Interpublic also is in talks to acquire MacManus Group, the parent of D'Arcy Masius Benton & Bowles.
The two moves, each of which would send aftershocks through the advertising industry, are expected to be discussed at the holding company's Oct. 26 board meeting in New York.
WELCOMED BY CLIENTS
Several executives at marketers that are clients of Ammirati or Lowe said they have been told a deal is in the works to join the two. One executive said clients would welcome the merger.
"It brings a strong creative resource [Lowe] into a quite strong network [Ammirati]," the executive said.
But Ammirati North American Chairman-CEO Jim Allman said his U.S. clients "have not been informed of such a merger." He declined further comment, as did Lowe.
"There is no announcement coming out of the board meeting," said Interpublic Chairman and President-CEO Philip H. Geier. "We're going to release earnings."

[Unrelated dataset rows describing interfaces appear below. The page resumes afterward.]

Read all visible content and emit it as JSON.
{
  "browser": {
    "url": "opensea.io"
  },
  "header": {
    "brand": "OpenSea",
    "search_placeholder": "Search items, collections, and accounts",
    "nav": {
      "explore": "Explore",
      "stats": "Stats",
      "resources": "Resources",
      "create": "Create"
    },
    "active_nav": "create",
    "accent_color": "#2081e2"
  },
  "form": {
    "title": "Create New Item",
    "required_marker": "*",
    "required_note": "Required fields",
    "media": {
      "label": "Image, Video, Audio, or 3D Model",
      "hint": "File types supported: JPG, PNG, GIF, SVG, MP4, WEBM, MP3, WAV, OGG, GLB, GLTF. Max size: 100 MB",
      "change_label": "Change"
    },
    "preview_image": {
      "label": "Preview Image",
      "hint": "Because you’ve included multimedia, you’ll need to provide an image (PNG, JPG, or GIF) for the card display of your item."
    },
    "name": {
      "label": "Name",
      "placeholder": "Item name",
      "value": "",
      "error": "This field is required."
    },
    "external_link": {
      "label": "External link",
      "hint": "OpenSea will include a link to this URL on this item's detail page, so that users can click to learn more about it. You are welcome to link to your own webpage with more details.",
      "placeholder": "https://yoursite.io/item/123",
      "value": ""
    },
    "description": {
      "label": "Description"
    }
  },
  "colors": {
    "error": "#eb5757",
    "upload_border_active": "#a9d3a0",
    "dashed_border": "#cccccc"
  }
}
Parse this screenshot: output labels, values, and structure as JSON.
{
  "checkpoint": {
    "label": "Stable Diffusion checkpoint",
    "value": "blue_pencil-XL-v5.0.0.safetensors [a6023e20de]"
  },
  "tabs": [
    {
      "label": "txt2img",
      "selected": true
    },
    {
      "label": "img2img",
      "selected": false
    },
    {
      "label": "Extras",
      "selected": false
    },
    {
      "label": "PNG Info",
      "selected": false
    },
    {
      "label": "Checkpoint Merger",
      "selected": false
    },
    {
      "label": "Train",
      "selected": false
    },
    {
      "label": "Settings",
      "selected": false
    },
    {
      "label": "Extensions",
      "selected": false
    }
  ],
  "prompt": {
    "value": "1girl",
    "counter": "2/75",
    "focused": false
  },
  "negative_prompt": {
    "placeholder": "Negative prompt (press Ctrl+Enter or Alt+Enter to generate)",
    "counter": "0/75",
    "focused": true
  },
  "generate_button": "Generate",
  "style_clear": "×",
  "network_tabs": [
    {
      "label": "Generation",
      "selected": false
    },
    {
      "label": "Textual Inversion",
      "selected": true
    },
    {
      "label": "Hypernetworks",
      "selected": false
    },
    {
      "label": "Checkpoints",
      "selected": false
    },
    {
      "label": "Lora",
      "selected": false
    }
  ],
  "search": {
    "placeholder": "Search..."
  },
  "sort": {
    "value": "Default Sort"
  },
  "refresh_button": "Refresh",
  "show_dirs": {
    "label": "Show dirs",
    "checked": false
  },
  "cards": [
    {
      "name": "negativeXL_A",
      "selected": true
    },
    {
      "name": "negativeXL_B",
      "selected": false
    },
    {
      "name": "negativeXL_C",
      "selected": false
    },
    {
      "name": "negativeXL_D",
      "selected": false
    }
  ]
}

When asked if the Ammirati/Lowe merger and MacManus acquisition will be on the agenda, he answered: "I don't know if they'll be discussed. We're a public company, we discuss a lot."
While some clients are being consulted, few agency executives are said to be included in the talks. High-level executives at both Ammirati and Lowe claim to know little about the negotiations. Several said only Mr. Geier and Chief Financial Officer Eugene Beard know all the details.
Talk of a merger between the sibling Interpublic agencies has buzzed about the industry for years.
Lowe is known for its strong leadership and creative prowess, but has lost pitches because of its lackluster international network. Ammirati has a stronger international network, but has struggled with leadership issues and management turnover.
A combined Ammirati/Lowe would rank No. 5 in the world with $1.03 billion in annual gross income, above Euro RSCG Worldwide and just below J. Walter Thompson Co., according to Advertising Age data. Ammirati ranked 15th and Lowe 21st last year.
The merged agency would have an estimated $7.6 billion in billings.
But it also would have to contend with several seemingly irreconcilable client conflicts that could result in the loss of some accounts. Ammirati handles Unilever work, while Lowe works with German detergent and haircare marketer Henkel. And Ammirati handles General Motors Corp. business, while Lowe works for Toyota Motor Europe.
Who would lead the merged agency is not clear. There had been speculation that Lowe Chairman Frank Lowe was resisting the merger, although he's now said to be an integral part of the talks. The role of Ammirati Chairman Martin Puris is less clear; even before the merger rumors resurfaced, there was talk he might leave the agency by yearend or that Interpublic would bring in a high-level manager to work with Mr. Puris.
The MacManus rumor also has swirled for some time, but those talks are said to have heated up considerably. MacManus Chairman Roy Bostock last week again denied rumors the holding company will be acquired by Interpublic.
The most obvious client conflict in that scenario is between Interpublic's Unilever work and MacManus' Procter & Gamble Co. business.
One other possibility is a merger of the media buying operations of Interpublic and MacManus.
Based on 1998 data, an acquisition of MacManus would make Interpublic the world's largest advertising organization, with gross income of nearly $5.2 billion.